** Opening DATASET EXTRACT block **

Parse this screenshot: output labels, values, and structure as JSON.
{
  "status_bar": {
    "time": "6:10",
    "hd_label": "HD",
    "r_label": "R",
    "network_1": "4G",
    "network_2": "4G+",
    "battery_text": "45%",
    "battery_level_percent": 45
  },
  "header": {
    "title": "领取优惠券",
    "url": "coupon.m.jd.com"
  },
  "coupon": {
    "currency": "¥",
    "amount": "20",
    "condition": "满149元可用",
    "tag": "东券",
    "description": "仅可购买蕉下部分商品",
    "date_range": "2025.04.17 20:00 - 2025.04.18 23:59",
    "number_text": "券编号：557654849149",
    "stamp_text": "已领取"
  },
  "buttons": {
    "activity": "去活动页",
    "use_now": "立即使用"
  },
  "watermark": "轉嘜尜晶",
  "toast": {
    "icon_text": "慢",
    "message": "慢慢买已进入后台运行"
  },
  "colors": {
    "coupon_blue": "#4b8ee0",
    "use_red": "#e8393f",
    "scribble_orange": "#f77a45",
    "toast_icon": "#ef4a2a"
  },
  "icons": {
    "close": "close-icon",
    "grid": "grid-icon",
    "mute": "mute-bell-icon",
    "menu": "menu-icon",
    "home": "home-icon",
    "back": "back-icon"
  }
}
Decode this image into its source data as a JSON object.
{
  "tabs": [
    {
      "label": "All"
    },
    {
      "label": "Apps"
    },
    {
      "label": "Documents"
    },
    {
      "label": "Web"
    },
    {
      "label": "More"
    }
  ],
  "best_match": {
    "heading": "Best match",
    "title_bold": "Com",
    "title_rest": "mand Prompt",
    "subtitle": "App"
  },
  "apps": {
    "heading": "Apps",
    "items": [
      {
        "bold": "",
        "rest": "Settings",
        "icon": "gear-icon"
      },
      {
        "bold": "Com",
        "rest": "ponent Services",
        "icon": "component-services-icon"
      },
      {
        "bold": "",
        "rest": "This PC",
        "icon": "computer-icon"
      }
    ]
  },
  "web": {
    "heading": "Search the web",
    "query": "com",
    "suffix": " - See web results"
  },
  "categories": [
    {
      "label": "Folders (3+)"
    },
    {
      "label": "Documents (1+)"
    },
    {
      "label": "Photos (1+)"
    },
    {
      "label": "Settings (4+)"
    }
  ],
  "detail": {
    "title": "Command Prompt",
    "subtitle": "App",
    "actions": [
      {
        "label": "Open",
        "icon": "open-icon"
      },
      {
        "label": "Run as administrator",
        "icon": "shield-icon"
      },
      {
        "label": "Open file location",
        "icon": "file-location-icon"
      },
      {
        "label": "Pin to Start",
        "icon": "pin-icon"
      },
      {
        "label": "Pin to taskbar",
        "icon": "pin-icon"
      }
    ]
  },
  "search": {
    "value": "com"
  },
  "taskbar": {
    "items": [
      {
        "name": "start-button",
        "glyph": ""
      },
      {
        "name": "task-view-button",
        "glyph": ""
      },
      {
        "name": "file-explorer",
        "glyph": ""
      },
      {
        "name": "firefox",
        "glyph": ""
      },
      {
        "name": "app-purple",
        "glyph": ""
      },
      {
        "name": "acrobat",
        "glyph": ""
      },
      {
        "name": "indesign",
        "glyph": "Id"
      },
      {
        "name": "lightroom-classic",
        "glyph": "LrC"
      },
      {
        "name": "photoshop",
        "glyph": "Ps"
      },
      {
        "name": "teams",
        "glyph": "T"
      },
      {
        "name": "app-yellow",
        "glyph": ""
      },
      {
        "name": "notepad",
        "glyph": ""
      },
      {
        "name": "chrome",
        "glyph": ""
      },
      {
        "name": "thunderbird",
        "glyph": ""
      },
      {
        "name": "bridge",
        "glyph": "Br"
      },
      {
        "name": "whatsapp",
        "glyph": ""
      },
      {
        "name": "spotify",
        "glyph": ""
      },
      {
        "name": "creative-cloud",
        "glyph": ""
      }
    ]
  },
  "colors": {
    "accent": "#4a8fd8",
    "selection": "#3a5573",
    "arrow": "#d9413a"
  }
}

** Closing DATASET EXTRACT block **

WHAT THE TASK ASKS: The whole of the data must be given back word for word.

ANSWER BELOW:
Parse this screenshot: output labels, values, and structure as JSON.
{
  "status_bar": {
    "time": "6:10",
    "hd_label": "HD",
    "r_label": "R",
    "network_1": "4G",
    "network_2": "4G+",
    "battery_text": "45%",
    "battery_level_percent": 45
  },
  "header": {
    "title": "领取优惠券",
    "url": "coupon.m.jd.com"
  },
  "coupon": {
    "currency": "¥",
    "amount": "20",
    "condition": "满149元可用",
    "tag": "东券",
    "description": "仅可购买蕉下部分商品",
    "date_range": "2025.04.17 20:00 - 2025.04.18 23:59",
    "number_text": "券编号：557654849149",
    "stamp_text": "已领取"
  },
  "buttons": {
    "activity": "去活动页",
    "use_now": "立即使用"
  },
  "watermark": "轉嘜尜晶",
  "toast": {
    "icon_text": "慢",
    "message": "慢慢买已进入后台运行"
  },
  "colors": {
    "coupon_blue": "#4b8ee0",
    "use_red": "#e8393f",
    "scribble_orange": "#f77a45",
    "toast_icon": "#ef4a2a"
  },
  "icons": {
    "close": "close-icon",
    "grid": "grid-icon",
    "mute": "mute-bell-icon",
    "menu": "menu-icon",
    "home": "home-icon",
    "back": "back-icon"
  }
}
Decode this image into its source data as a JSON object.
{
  "tabs": [
    {
      "label": "All"
    },
    {
      "label": "Apps"
    },
    {
      "label": "Documents"
    },
    {
      "label": "Web"
    },
    {
      "label": "More"
    }
  ],
  "best_match": {
    "heading": "Best match",
    "title_bold": "Com",
    "title_rest": "mand Prompt",
    "subtitle": "App"
  },
  "apps": {
    "heading": "Apps",
    "items": [
      {
        "bold": "",
        "rest": "Settings",
        "icon": "gear-icon"
      },
      {
        "bold": "Com",
        "rest": "ponent Services",
        "icon": "component-services-icon"
      },
      {
        "bold": "",
        "rest": "This PC",
        "icon": "computer-icon"
      }
    ]
  },
  "web": {
    "heading": "Search the web",
    "query": "com",
    "suffix": " - See web results"
  },
  "categories": [
    {
      "label": "Folders (3+)"
    },
    {
      "label": "Documents (1+)"
    },
    {
      "label": "Photos (1+)"
    },
    {
      "label": "Settings (4+)"
    }
  ],
  "detail": {
    "title": "Command Prompt",
    "subtitle": "App",
    "actions": [
      {
        "label": "Open",
        "icon": "open-icon"
      },
      {
        "label": "Run as administrator",
        "icon": "shield-icon"
      },
      {
        "label": "Open file location",
        "icon": "file-location-icon"
      },
      {
        "label": "Pin to Start",
        "icon": "pin-icon"
      },
      {
        "label": "Pin to taskbar",
        "icon": "pin-icon"
      }
    ]
  },
  "search": {
    "value": "com"
  },
  "taskbar": {
    "items": [
      {
        "name": "start-button",
        "glyph": ""
      },
      {
        "name": "task-view-button",
        "glyph": ""
      },
      {
        "name": "file-explorer",
        "glyph": ""
      },
      {
        "name": "firefox",
        "glyph": ""
      },
      {
        "name": "app-purple",
        "glyph": ""
      },
      {
        "name": "acrobat",
        "glyph": ""
      },
      {
        "name": "indesign",
        "glyph": "Id"
      },
      {
        "name": "lightroom-classic",
        "glyph": "LrC"
      },
      {
        "name": "photoshop",
        "glyph": "Ps"
      },
      {
        "name": "teams",
        "glyph": "T"
      },
      {
        "name": "app-yellow",
        "glyph": ""
      },
      {
        "name": "notepad",
        "glyph": ""
      },
      {
        "name": "chrome",
        "glyph": ""
      },
      {
        "name": "thunderbird",
        "glyph": ""
      },
      {
        "name": "bridge",
        "glyph": "Br"
      },
      {
        "name": "whatsapp",
        "glyph": ""
      },
      {
        "name": "spotify",
        "glyph": ""
      },
      {
        "name": "creative-cloud",
        "glyph": ""
      }
    ]
  },
  "colors": {
    "accent": "#4a8fd8",
    "selection": "#3a5573",
    "arrow": "#d9413a"
  }
}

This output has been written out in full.